▶ **WHAT YOU WILL DO**
An exact copy of the data is required. No picture may appear in it.

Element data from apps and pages
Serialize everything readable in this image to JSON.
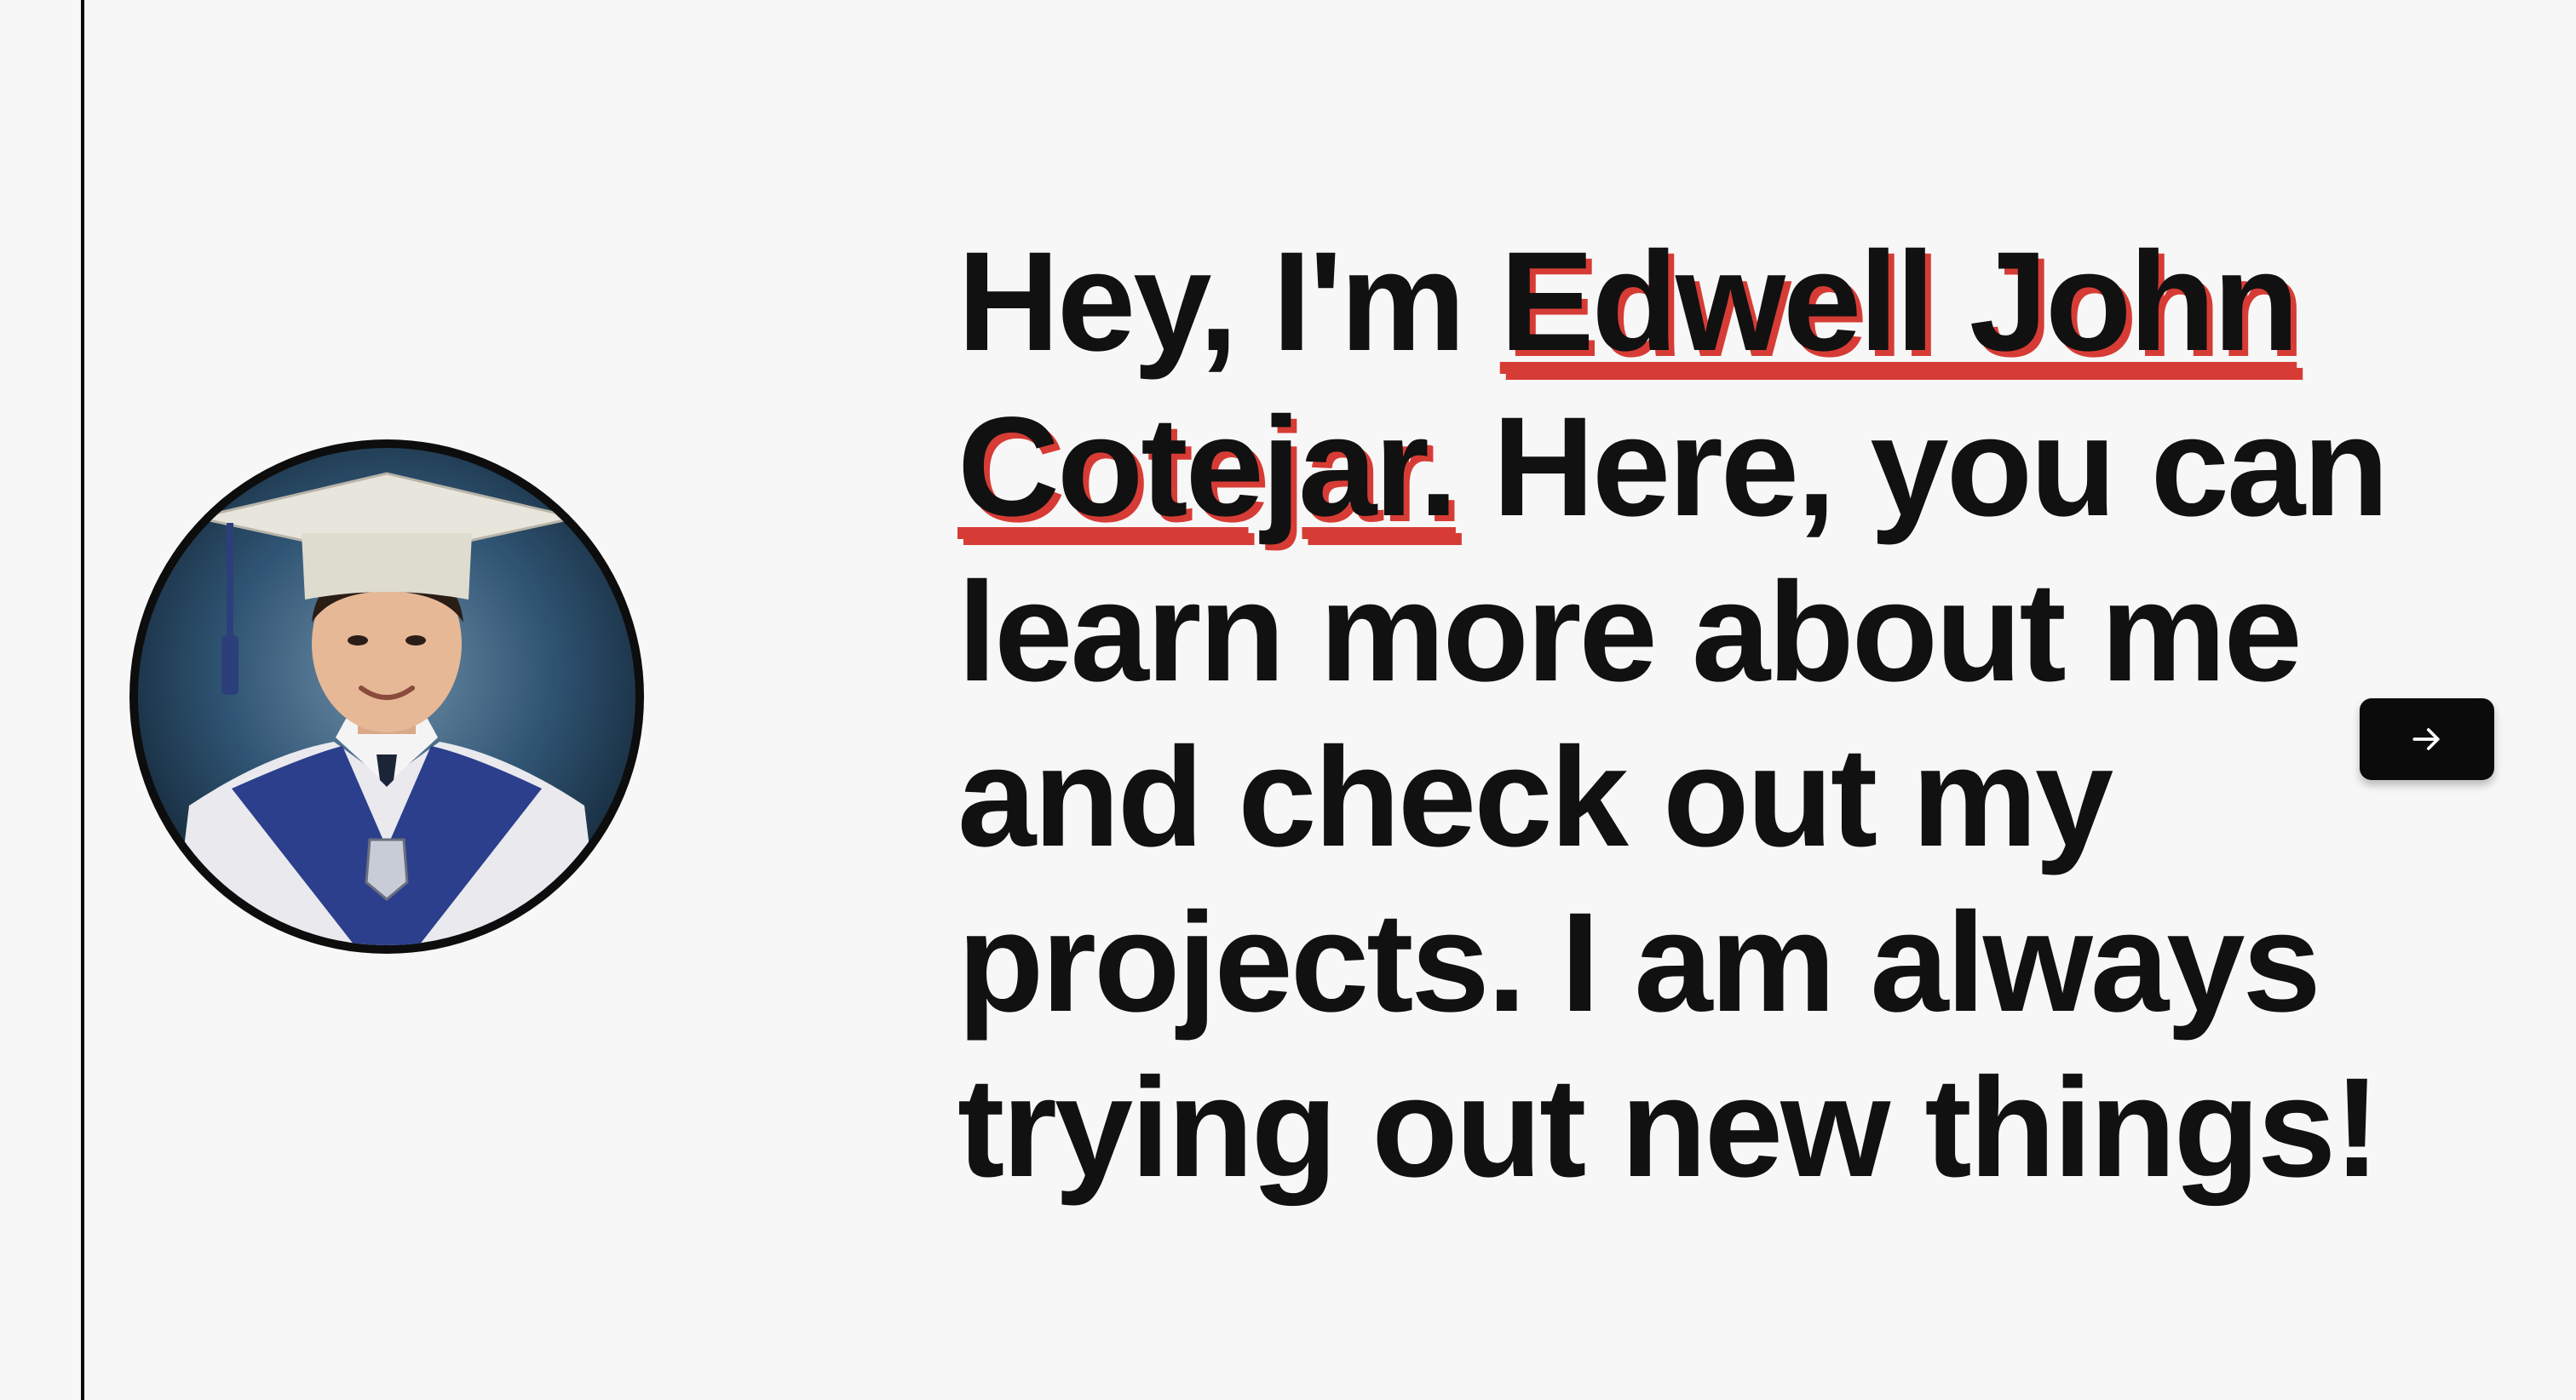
{
  "intro": {
    "greeting": "Hey, I'm ",
    "name": "Edwell John Cotejar.",
    "body": " Here, you can learn more about me and check out my projects. I am always trying out new things!"
  },
  "next_button": {
    "icon": "arrow-right-icon"
  },
  "colors": {
    "background": "#f7f7f7",
    "text": "#111111",
    "accent": "#d63c35",
    "button": "#0b0b0b"
  }
}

▶ **REPLY TO THE TASK**
Serialize everything readable in this image to JSON.
{
  "intro": {
    "greeting": "Hey, I'm ",
    "name": "Edwell John Cotejar.",
    "body": " Here, you can learn more about me and check out my projects. I am always trying out new things!"
  },
  "next_button": {
    "icon": "arrow-right-icon"
  },
  "colors": {
    "background": "#f7f7f7",
    "text": "#111111",
    "accent": "#d63c35",
    "button": "#0b0b0b"
  }
}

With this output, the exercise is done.